After Instagram announced a new initiative last year aimed at pushing teenage users away from harmful content, the platform says: it’s finally rolling out the feature in the US, UK, Ireland, Canada, Australia and New Zealand. If a teen spends too long on Instagram’s Explore page for posts with a particular theme, the platform will display a notification suggesting that they look at other types of posts instead.
Instagram says the feature is “designed to encourage teens to discover something new and exclude certain topics that could be related to outward comparison.” As seen in an image of the feature, users will receive a notification asking them to “Choose what to explore now” with a variety of messages to choose from instead. Tapping on a post allows users to scroll through a different stream of content unrelated to the topic the teen was previously looking at.
A external study quoted by Instagram indicate that 58.2 percent of respondents “agreed or strongly agreed that nudges made their social media experience better by helping them become more aware of their time on the platform.” Instagram says its own test of the feature shows a similar trend: Over a one-week period, Instagram saw one in five users switch topics when given a nudge.
“We want to make sure that people feel good about the time they spend on Instagram… This is a way to gently encourage that,” Adam Mosseri, the head of Instagram, said in an interview on CBS Mornings† “No matter what topic you go deep into, if you go particularly deep, we’ll let you know and suggest some other topics.”
As of today, parents have more power to monitor and limit their teens’ time on Instagram and Meta VR headsets.
— CBS Mornings (@CBSM Mornings) June 14, 2022
Users get nudges regardless of what topic they scroll through, malicious or not. “The message appears after scrolling a subject for several consecutive posts,” Instagram spokesperson Liza Crenshaw said in an emailed statement to The edge† “But what do we include in the recommendations of where to switch to? exclude content that may be associated with appearance comparison.”
Instagram is also working on bringing its Take a Break feature, which encourages teens to spend time outside of Instagram, to Reels in a more interactive way. The platform’s test reminders to enable the Take a Break feature when a teen scrolls through the reels for a while – the reminders will display creator roles including @foodwithsoy† @abraxaxsand @mayasideas, suggesting they may appear in-line with other roles rather than as a separate notification. It is currently testing the feature in the US, UK, Ireland, Canada, Australia and New Zealand and plans to roll it out widely “later this summer”.

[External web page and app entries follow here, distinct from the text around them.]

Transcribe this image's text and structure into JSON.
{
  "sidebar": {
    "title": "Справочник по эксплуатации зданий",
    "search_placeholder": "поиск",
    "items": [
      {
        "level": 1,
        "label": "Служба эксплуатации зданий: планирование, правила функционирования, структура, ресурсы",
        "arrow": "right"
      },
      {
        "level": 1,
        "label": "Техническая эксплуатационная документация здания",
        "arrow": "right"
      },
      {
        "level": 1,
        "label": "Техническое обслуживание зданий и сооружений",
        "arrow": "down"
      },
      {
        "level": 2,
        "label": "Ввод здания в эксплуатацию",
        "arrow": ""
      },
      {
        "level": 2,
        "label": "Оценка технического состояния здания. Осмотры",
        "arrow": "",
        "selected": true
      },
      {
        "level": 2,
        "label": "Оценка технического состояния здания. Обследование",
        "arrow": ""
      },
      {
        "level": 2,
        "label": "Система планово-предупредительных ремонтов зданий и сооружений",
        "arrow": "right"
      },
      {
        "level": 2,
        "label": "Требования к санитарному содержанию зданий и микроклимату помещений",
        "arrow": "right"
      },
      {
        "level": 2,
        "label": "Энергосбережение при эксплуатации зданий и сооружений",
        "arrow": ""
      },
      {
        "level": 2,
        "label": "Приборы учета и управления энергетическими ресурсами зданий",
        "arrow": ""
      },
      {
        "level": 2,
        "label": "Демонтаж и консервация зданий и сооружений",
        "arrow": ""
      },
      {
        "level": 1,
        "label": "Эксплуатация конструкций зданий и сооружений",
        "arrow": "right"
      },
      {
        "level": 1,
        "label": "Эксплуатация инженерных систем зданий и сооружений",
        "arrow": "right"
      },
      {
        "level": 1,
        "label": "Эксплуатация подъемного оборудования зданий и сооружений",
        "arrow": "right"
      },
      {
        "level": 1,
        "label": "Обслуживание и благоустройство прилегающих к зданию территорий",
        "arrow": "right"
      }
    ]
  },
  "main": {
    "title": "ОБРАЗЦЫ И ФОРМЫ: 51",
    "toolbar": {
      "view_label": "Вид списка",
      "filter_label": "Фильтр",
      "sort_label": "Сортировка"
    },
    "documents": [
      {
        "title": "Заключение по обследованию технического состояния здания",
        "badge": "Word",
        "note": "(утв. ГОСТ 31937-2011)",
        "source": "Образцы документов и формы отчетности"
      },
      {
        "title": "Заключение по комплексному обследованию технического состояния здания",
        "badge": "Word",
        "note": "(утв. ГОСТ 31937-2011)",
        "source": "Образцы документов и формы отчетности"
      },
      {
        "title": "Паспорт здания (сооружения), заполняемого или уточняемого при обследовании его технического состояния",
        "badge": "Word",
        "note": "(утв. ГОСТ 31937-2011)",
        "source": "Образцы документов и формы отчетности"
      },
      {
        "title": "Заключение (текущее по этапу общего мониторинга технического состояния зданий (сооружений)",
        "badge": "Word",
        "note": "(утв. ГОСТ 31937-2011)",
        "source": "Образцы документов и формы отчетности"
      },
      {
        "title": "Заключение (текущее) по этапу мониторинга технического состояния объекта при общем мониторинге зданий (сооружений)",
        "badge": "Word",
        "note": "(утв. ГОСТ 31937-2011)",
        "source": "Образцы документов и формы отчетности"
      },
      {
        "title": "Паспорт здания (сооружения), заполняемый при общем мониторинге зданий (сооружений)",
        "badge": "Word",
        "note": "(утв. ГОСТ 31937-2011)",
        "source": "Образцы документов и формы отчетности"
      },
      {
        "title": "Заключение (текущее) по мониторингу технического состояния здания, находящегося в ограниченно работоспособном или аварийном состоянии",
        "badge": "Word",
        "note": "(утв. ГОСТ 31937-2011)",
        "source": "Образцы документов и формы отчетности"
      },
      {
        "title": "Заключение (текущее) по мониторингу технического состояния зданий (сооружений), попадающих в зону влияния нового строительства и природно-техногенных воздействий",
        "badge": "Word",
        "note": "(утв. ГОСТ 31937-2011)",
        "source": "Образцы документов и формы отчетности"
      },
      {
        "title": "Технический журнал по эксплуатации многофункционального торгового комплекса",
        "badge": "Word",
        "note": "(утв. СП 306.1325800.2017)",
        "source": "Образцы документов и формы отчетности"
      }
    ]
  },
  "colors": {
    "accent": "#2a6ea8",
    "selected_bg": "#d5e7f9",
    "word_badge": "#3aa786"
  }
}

Finally, Instagram is making some adjustments to the existing parental controls. The platform now allows parents to send invitations to their children requesting access to parental control tools, something previously only teens could access. Parents can also see information about what types of posts or accounts their child is reporting, and gain more control over the time their teen spends on Instagram.
Instagram came in for heavy criticism after Facebook whistleblower Frances Haugen came forward with a series of leaked documents that have come to be known as the “Facebook Papers.” Leaked internal research shows that Instagram’s parent company, Facebook (now Meta), is aware of the negative impact it has on young users – especially teenage girls who are constantly scrolling through images of people with “ideal” bodies. While some teens reported feeling “addicted” to Instagram in the internal surveys, others said it exacerbated their anxiety and body image problems.